I did not zero the laser sight before I went to the range. I recommend that you check the laser for zero before you take it to the range. It will be close to being zeroed in, but not perfectly so.

Crimson Trace sighting tools are included with the gun. To zero, find the longest distance in your home that you might find yourself engaging an intruder with a handgun, and zero (an unloaded gun) for that distance. Proper zero with a two hand grip should have the laser dot sitting directly on top of the properly aligned front sight. This allows you to see the laser dot while using the iron sights, which in the case of my sample pistol were the basic three dot white.

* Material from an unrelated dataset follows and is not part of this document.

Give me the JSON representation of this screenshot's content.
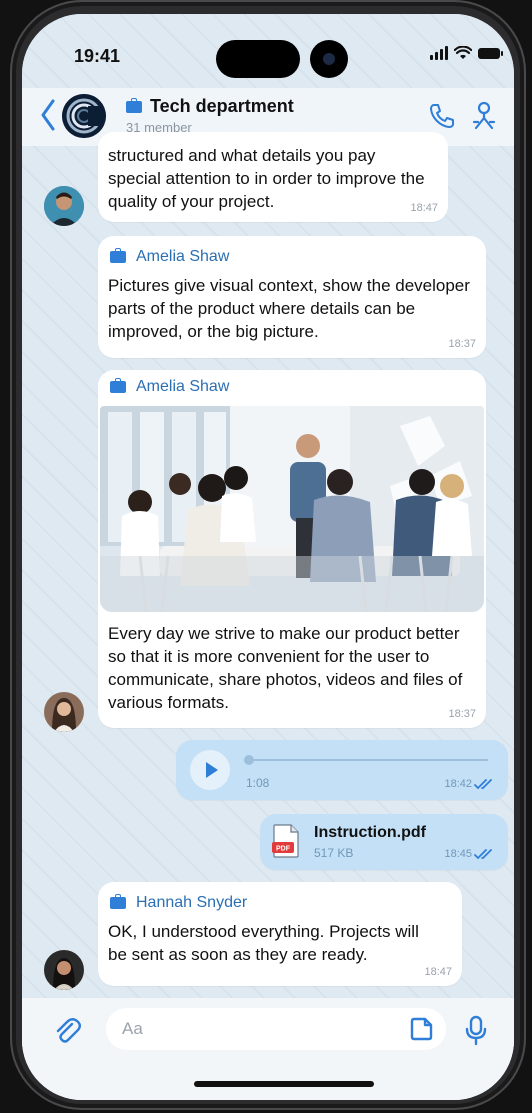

At the range I started out by shooting with the laser sight only. I found that its factory alignment caused it to print a nice group (about 2.5 inches) to the left about six inches while firing from 30 feet. Recoil even with the heavy 147 grain bullets traveling close to SIG's factory advertised velocity traveling around 985 FPS was very controllable. The excellent trigger contributed to the accuracy, and the laser was VERY visible under the day's overcast conditions. There was no noticeable muzzle blast even from the 3.1 inch barrel.

Using the open sights alone gave me a well centered group. The rear sight-while not adjustable for elevation-can be adjusted for windage. The Shield was fired straight from the box without cleaning or additional lubrication. There were no failures to feed or fire-as one expects with any modern pistol design from a major manufacturer like Smith and Wesson.

I like this new setup. While your gun may be out of service for a while and if the laser should break down, I wouldn't let that be a major concern. I have only had one Crimson Trace laser break down. And that was an early model that I had used and carried for 10 years-it was quickly repaired by Crimson Trace. The main reason their lasers fail is that the batteries run out.